**Exercise requirements**
All of the records should come back exactly as written.

--- Dataset excerpts ---

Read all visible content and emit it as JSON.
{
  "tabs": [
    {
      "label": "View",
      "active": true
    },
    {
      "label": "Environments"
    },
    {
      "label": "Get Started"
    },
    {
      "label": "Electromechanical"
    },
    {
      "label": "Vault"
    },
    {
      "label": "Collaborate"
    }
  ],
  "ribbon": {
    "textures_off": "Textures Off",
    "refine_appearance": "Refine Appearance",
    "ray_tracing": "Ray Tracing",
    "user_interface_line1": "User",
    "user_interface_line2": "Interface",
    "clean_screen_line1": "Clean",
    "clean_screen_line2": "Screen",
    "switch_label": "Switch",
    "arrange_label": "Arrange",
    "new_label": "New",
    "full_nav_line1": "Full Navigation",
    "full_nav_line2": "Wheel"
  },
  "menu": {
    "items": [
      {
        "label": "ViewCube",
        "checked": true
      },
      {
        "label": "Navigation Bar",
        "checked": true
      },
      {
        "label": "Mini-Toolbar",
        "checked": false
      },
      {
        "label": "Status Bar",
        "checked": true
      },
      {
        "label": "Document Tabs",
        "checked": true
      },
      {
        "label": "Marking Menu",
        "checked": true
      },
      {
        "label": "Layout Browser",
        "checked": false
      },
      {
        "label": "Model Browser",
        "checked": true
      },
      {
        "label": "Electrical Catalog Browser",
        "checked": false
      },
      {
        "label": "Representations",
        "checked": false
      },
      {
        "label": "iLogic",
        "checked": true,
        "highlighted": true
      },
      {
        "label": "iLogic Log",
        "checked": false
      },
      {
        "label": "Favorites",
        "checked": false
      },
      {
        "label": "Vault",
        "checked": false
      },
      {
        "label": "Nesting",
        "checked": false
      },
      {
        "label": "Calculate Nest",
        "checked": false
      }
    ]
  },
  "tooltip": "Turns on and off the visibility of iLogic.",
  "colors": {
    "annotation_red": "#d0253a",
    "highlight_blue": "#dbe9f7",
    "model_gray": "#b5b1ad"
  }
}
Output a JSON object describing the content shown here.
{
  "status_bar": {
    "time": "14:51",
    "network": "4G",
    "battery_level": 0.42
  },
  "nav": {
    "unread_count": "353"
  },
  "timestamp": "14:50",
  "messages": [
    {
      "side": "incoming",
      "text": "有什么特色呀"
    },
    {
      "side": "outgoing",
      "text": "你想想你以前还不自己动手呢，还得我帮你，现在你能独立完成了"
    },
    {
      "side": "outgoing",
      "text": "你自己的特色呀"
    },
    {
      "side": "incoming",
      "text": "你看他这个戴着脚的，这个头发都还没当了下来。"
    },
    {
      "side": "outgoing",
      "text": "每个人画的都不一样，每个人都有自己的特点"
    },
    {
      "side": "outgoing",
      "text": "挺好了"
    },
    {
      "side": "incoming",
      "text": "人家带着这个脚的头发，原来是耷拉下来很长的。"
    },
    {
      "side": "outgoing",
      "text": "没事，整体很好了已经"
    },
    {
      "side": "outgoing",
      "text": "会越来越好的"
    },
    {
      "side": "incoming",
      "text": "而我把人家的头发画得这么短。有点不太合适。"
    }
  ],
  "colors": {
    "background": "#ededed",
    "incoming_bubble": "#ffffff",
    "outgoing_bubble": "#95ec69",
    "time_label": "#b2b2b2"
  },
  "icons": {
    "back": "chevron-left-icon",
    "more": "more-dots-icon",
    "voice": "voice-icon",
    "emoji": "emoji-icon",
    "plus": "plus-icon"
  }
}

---

**Your solution**
Read all visible content and emit it as JSON.
{
  "tabs": [
    {
      "label": "View",
      "active": true
    },
    {
      "label": "Environments"
    },
    {
      "label": "Get Started"
    },
    {
      "label": "Electromechanical"
    },
    {
      "label": "Vault"
    },
    {
      "label": "Collaborate"
    }
  ],
  "ribbon": {
    "textures_off": "Textures Off",
    "refine_appearance": "Refine Appearance",
    "ray_tracing": "Ray Tracing",
    "user_interface_line1": "User",
    "user_interface_line2": "Interface",
    "clean_screen_line1": "Clean",
    "clean_screen_line2": "Screen",
    "switch_label": "Switch",
    "arrange_label": "Arrange",
    "new_label": "New",
    "full_nav_line1": "Full Navigation",
    "full_nav_line2": "Wheel"
  },
  "menu": {
    "items": [
      {
        "label": "ViewCube",
        "checked": true
      },
      {
        "label": "Navigation Bar",
        "checked": true
      },
      {
        "label": "Mini-Toolbar",
        "checked": false
      },
      {
        "label": "Status Bar",
        "checked": true
      },
      {
        "label": "Document Tabs",
        "checked": true
      },
      {
        "label": "Marking Menu",
        "checked": true
      },
      {
        "label": "Layout Browser",
        "checked": false
      },
      {
        "label": "Model Browser",
        "checked": true
      },
      {
        "label": "Electrical Catalog Browser",
        "checked": false
      },
      {
        "label": "Representations",
        "checked": false
      },
      {
        "label": "iLogic",
        "checked": true,
        "highlighted": true
      },
      {
        "label": "iLogic Log",
        "checked": false
      },
      {
        "label": "Favorites",
        "checked": false
      },
      {
        "label": "Vault",
        "checked": false
      },
      {
        "label": "Nesting",
        "checked": false
      },
      {
        "label": "Calculate Nest",
        "checked": false
      }
    ]
  },
  "tooltip": "Turns on and off the visibility of iLogic.",
  "colors": {
    "annotation_red": "#d0253a",
    "highlight_blue": "#dbe9f7",
    "model_gray": "#b5b1ad"
  }
}
Output a JSON object describing the content shown here.
{
  "status_bar": {
    "time": "14:51",
    "network": "4G",
    "battery_level": 0.42
  },
  "nav": {
    "unread_count": "353"
  },
  "timestamp": "14:50",
  "messages": [
    {
      "side": "incoming",
      "text": "有什么特色呀"
    },
    {
      "side": "outgoing",
      "text": "你想想你以前还不自己动手呢，还得我帮你，现在你能独立完成了"
    },
    {
      "side": "outgoing",
      "text": "你自己的特色呀"
    },
    {
      "side": "incoming",
      "text": "你看他这个戴着脚的，这个头发都还没当了下来。"
    },
    {
      "side": "outgoing",
      "text": "每个人画的都不一样，每个人都有自己的特点"
    },
    {
      "side": "outgoing",
      "text": "挺好了"
    },
    {
      "side": "incoming",
      "text": "人家带着这个脚的头发，原来是耷拉下来很长的。"
    },
    {
      "side": "outgoing",
      "text": "没事，整体很好了已经"
    },
    {
      "side": "outgoing",
      "text": "会越来越好的"
    },
    {
      "side": "incoming",
      "text": "而我把人家的头发画得这么短。有点不太合适。"
    }
  ],
  "colors": {
    "background": "#ededed",
    "incoming_bubble": "#ffffff",
    "outgoing_bubble": "#95ec69",
    "time_label": "#b2b2b2"
  },
  "icons": {
    "back": "chevron-left-icon",
    "more": "more-dots-icon",
    "voice": "voice-icon",
    "emoji": "emoji-icon",
    "plus": "plus-icon"
  }
}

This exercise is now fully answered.